Game starts but no scoring: make sure runway switch closes otherwise computer ignores all switches. Also if the Outhole Switch doesn't register then the game will start, but not kick the ball into play.
Game ignores some or all switches: If all switches ignored, then look for a jammed closed switch behind a rubber ring or standup target. If you can't spot one, then - using a volt meter with the negative lead tied to common/ground - check if one side of each switch is reading close to 5VDC. If so, then when you trip these switches does the 5VDC on one wire at the switch then go to 0VDC (the other wire is ground)? If not then you have a problem with the switch common (ground) line.
We service the ALI MPUs, (both versions). If you wish for us to take over please wrap the board in anti static bubble wrap, then ship in a sturdy cardboard box according to the following instructions:
If you live outside of Canada you MUST send it to us by Postal Service ONLY! Express Post is inexpensive and has confirmation of delivery and insurance is available. Pretty quick too!

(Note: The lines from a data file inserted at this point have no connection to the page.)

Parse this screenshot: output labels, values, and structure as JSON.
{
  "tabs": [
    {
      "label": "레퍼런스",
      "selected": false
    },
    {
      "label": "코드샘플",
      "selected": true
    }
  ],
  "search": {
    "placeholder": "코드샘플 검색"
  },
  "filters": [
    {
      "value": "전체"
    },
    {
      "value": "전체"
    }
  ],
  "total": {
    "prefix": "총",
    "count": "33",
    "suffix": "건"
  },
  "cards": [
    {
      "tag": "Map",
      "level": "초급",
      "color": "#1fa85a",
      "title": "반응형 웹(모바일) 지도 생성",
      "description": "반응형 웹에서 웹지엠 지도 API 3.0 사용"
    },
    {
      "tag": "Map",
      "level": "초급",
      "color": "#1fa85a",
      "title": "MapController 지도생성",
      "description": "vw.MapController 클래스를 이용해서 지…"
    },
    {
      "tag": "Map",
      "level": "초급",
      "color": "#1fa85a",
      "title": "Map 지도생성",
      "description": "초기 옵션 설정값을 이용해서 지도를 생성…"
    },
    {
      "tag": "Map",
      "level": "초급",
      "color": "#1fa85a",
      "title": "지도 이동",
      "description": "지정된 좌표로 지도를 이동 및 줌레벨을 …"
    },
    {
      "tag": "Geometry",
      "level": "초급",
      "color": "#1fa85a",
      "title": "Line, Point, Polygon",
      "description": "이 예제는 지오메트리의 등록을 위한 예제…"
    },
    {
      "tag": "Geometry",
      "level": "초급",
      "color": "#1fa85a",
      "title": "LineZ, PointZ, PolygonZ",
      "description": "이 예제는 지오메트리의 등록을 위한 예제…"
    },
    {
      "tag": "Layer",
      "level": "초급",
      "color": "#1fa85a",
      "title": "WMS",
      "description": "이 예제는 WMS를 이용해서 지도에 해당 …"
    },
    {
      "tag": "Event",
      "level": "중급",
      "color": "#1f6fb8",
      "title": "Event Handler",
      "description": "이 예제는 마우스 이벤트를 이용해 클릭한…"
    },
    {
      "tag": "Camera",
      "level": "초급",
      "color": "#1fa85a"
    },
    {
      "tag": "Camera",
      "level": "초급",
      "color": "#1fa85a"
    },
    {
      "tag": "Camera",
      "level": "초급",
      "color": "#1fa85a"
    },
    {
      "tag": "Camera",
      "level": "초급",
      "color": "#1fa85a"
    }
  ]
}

When sending us your circuit board please get a Customs Declaration Form at the Post Office (or when you do this on-line), select the export reason option "OTHER"and write in the space provided "Circuit Board(s) for Repair" to avoid taxes/duties...
Please include a cover letter outlining both the problem and what you would like us to do & your email address, phone number, etc.
Ship to: John's Jukes Ltd. #7 - 3979 Marine Way, Burnaby, BC, Canada V5J 5E3
ALLIED LEISURE PINBALL PARTS CATALOG (April 1976) (5mb) for downloading and ordering parts from us, this covers all the pinball games both regular and cocktail...
Earlier ALI pins included odd-balls like SPOOKSVILLE - called a Shakerball. I have parts, schematics, etc for this game, and here is a service bulletin for that game.
FAQ (Frequently Asked Questions):
> 1) According to John's website it looks like there are 2 sets of ROM part numbers. Are these interchangeable with the other set? (i.e. if I have a set of -009 -010 and -011, and another set of -006, -007, and -008, can I use a -006 in place of -010 or do the numbered sets need to stay together?)
Yes, you can intermix them - just make sure the correct part number is in the IC socket.
> 2) If I only hook +5V to the board outside of the game and assuming everything on the board works, should it boot or does it need to be connected to something else in the cabinet to actually boot? (I'd be looking for LED1 to light, then go out after about 2 seconds) If I make/use a 5V test fixture (of sorts), what amperage power supply would be acceptable for a test like this?
Yes, the board will boot with just good 5VDC, and the LEDs should co-operate.
> 3) AC Ripple test: I just want to make sure I'm doing/checking this right. I hook + on my DMM to +5VDC on the power supply itself and - on the DMM to ground/common on the power supply itself. I set the DMM to VDC and confirm +5VDC. I then switch to VAC and look for no fluctuation. Should I also do this on C19 on the board too or is just testing at the power supply sufficient?
Testing at the power supply should be sufficient, if you are using a switching supply then it is very unlikely there would be any ripple at all.
> 4) Is there a good way to test the 6520s? I have a Williams Flash which (as far as I know) I should be able to swap into the driver board to test to see if they work. Or is there a better/different way (ie testing pins for shorts or something like that?
the 6520s can be replaced with 6820/6821s, they function identically.
> 5) Assuming the reset circuit on all 3 boards is bad, what section of the board should I be looking at to test (I love how Atari outlines this stuff, it makes it super easy to troubleshoot)? Sorry, I know this is sort of a vague question.
Check if the Reset signal is getting to the CPU - Reset goes Low briefly (1/2 second perhaps) on PowerUp and then should go High. Low is defined as under 1VDC and High is over 2.5VDC. If so, then the CPU is the next suspect. Of course you need a good Clock signal too.
A logic probe is a lot of help in doing basic tests, it shows if the clock is toggling, and if you have activity on the Address and Data buses...
(jrr-at-flippers-dot-com for those who do not have their browser set to open their email client)